### Input material ###

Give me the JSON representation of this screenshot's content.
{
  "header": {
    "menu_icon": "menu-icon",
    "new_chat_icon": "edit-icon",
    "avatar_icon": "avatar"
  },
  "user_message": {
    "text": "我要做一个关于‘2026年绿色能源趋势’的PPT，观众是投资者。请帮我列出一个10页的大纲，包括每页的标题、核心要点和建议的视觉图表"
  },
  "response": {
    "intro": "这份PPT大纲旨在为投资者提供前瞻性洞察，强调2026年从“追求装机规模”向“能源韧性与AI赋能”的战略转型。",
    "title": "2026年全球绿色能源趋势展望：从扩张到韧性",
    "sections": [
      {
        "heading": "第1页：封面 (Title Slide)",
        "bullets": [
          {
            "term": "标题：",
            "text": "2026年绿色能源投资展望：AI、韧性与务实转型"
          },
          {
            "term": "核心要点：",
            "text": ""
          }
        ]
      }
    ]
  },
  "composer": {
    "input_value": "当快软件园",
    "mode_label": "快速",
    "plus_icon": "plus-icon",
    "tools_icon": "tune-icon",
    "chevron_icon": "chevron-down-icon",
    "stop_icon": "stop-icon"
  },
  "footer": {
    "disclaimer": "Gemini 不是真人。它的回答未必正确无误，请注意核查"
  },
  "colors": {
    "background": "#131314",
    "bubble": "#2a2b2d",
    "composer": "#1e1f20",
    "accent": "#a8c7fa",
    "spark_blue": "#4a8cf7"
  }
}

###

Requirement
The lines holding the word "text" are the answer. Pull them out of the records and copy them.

Written solution
    "text": "我要做一个关于‘2026年绿色能源趋势’的PPT，观众是投资者。请帮我列出一个10页的大纲，包括每页的标题、核心要点和建议的视觉图表"
            "text": "2026年绿色能源投资展望：AI、韧性与务实转型"
            "text": ""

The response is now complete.